This last 6 month period of 2016 has been one of the most significant since the credit crisis and potentially marks a change in long term investment trends. Equities have strengthened worldwide, whilst in contrast there has been a continued downward trend away from the long term bull-run of the bond market.
The period began not long after the historic UK referendum result to leave the European Union (‘Brexit’) and ended shortly before the inauguration of Donald Trump as the 45th American President. Both of these events were once considered highly unlikely with Brexit odds in the middle of 2015 indicating less than a 25% probability whilst in August 2015 the probability of Donald Trump securing victory was around 4%. With Leicester City securing the Premiership title with starting odds of 5,000 to 1, 2016 certainly felt like the year of the longshot.

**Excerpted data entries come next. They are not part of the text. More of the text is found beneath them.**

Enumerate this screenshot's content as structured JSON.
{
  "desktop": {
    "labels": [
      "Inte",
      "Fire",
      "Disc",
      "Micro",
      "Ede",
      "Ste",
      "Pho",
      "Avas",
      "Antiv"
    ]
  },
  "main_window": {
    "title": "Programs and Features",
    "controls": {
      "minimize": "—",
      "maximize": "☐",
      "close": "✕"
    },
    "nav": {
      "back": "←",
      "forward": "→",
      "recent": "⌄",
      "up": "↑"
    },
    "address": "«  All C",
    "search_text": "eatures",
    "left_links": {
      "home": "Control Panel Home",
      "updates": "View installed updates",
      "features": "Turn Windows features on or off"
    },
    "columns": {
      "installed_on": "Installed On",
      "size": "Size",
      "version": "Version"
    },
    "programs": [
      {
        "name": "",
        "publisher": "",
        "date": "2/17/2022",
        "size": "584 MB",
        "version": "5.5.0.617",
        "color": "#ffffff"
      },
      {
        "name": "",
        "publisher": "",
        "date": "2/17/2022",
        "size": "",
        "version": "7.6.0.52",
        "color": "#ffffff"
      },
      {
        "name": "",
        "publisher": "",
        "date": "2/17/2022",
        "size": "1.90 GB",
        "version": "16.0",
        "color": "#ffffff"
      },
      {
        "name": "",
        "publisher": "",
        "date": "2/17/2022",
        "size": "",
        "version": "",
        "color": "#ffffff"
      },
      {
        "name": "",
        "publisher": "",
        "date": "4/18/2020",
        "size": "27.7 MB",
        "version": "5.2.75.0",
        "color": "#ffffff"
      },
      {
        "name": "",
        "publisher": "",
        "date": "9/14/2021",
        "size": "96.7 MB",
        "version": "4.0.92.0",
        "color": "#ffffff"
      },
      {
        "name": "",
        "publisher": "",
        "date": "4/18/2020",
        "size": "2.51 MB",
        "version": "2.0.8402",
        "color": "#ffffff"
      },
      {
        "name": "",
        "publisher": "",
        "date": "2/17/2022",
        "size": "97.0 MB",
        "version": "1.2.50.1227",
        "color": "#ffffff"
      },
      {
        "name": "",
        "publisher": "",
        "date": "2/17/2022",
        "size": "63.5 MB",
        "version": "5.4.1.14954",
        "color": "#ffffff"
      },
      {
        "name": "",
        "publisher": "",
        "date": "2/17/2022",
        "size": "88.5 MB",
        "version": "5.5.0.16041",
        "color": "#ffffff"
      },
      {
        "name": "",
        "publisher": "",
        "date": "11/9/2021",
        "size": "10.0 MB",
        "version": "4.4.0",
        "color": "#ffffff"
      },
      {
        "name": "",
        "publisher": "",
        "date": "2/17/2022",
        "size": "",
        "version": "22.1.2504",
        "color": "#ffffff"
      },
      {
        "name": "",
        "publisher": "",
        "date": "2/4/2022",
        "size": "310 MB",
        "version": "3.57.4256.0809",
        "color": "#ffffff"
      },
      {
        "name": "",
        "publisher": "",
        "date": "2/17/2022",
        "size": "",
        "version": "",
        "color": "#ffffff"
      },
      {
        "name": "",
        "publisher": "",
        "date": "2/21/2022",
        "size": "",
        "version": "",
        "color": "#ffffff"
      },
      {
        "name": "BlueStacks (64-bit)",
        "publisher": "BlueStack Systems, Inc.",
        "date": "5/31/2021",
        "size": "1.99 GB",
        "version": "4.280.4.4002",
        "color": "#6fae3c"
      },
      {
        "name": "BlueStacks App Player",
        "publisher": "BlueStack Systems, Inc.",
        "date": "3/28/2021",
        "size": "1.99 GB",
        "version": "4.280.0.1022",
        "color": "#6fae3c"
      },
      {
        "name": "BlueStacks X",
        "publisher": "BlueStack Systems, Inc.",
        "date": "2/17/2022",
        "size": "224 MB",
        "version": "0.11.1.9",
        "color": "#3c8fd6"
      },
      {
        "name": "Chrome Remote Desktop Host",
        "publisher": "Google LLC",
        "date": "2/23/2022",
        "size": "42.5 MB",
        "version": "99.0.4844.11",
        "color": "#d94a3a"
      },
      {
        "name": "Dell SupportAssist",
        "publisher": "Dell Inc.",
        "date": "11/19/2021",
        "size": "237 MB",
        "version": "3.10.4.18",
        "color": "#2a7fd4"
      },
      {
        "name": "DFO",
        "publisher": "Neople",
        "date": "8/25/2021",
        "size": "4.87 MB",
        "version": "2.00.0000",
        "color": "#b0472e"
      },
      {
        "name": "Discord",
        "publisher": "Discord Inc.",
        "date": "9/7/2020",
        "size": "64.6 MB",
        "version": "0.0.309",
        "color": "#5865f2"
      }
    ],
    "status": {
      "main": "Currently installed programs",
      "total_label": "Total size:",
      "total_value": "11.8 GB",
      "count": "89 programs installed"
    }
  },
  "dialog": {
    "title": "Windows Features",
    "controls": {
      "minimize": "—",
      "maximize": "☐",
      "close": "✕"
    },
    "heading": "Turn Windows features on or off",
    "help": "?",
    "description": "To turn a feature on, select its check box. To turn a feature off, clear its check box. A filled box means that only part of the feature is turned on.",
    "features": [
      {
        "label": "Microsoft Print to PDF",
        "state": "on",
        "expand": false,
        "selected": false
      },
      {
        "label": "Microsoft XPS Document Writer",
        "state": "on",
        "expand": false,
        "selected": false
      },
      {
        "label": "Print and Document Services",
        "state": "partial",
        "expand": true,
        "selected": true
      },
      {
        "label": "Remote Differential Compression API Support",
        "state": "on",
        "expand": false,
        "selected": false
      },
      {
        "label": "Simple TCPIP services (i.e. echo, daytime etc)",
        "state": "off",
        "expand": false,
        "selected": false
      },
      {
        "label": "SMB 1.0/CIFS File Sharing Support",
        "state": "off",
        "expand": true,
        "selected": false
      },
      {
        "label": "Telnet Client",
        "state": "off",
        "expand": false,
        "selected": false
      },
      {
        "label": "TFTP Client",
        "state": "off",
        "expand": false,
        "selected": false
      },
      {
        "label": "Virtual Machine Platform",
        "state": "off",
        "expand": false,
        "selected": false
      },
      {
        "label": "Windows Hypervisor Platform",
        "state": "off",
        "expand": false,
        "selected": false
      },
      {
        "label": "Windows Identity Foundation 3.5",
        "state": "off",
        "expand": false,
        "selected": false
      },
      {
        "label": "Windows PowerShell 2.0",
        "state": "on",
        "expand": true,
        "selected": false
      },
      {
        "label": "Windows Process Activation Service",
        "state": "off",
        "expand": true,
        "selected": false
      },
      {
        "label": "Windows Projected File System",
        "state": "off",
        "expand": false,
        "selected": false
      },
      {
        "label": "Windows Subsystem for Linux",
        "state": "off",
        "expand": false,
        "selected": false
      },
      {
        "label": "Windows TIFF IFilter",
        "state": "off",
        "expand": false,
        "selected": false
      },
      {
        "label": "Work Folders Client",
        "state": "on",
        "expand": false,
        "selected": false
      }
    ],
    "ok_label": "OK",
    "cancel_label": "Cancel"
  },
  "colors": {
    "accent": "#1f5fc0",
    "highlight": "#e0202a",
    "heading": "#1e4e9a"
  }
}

Although these events, at least prior to their occurrence, were considered as potentially negative outcomes the reality for most UK investors has been positive returns. A significant element of these returns has come from the fall in sterling after the Brexit vote which increased the value of overseas assets considerably. Nevertheless, global markets have also generally risen in local currency terms (including the FTSE 100) with the exception of fixed interest markets, which although positive after Brexit, fell back on the news of Donald Trump and this could be significant.
Periods of change are often quite difficult to spot until sometime after the event however it is hard not to notice that 2016 has witnessed dramatic events which will shape the future to be significantly different than previous expectations. There are potentially strong political and economic forces which can be identified that may combine to present both considerable risks and opportunities for investors.
In recent years it has become increasingly clear that whilst the benefits of globalisation can be seen there are also some unwelcome side-effects which have not been addressed. Whilst the wealth of all economies appears to have increased on the basis of averages, the distribution of wealth has not been equal. Research from Credit Suisse suggests that more than 50% of the world’s total wealth is now owned by just 1% of individuals suggesting not everyone has benefitted from globalisation because the benefit has not been spread evenly.
Brexit and Donald Trump became a mechanism for voters who felt unhappy about their situation to address the political classes and express their frustration. Whilst these voters were not generally represented by the mainstream media or the polls they registered in sufficient numbers at the ballot boxes to cause two of the biggest political surprises in a generation. This movement has been dubbed as ‘populism’ and could continue to gather momentum in other economies, particularly Europe where a number of elections will occur in 2017.
If globalisation has been a driver for lower inflation, then the more isolationist policies of Donald Trump in reducing free trade could revive inflationary pressures. Additionally, what are the long term effects of the many billions of printed money throughout the various global quantitative easing programs which remain underway in Europe, UK and Japan? Finally, how will the anticipated move away from austerity to increased Government spending impact on these two factors and could it act as a further stimulus? The answers to these questions are not clear but they do suggest strongly that future inflation expectations could be different to the past and the investment risk map may need some updating. Surveys referred to as Purchasing Managers Indices showed a remarkable rise in most global economies at the end of 2016, and especially unexpected was the measure in Europe which reached the highest point since 2011. These surveys are an indication of economic confidence and suggest that economic growth is continuing to rise. Inflation measures have also recently begun to rise although the significance is being played down by central banks that are reluctant to increase interest rates for fear of damaging consumer confidence. Taking all of these factors together there is strong likelihood that inflation will increase higher than current median expectations and interest rates will remain relatively low. Fixed interest assets with long maturities will be particularly sensitive to this change and valuations may fall significantly whilst short dated inflation linked securities will benefit together with companies whose business models can pass on price increases to their customers.
If bond markets do decline further the effect may be stimulatory as money which has been released through quantitative easing, but trapped in the icebergs of the frozen bond market, will begin to be freed and its presence will begin to be felt within the real economy as a stimulus.
We expect that history will mark out 2016 as a year of change and we believe that investors who understand the changes which are occurring will be able to increase their returns and avoid some losses as a consequence. Whilst the idea of returning to double digit inflation is out of the question, the very low inflation and interest environment could have bottomed leading to different future outcomes where traditionally higher risk investments which offer a natural protection against inflation behave with lower risk characteristics and vice-versa.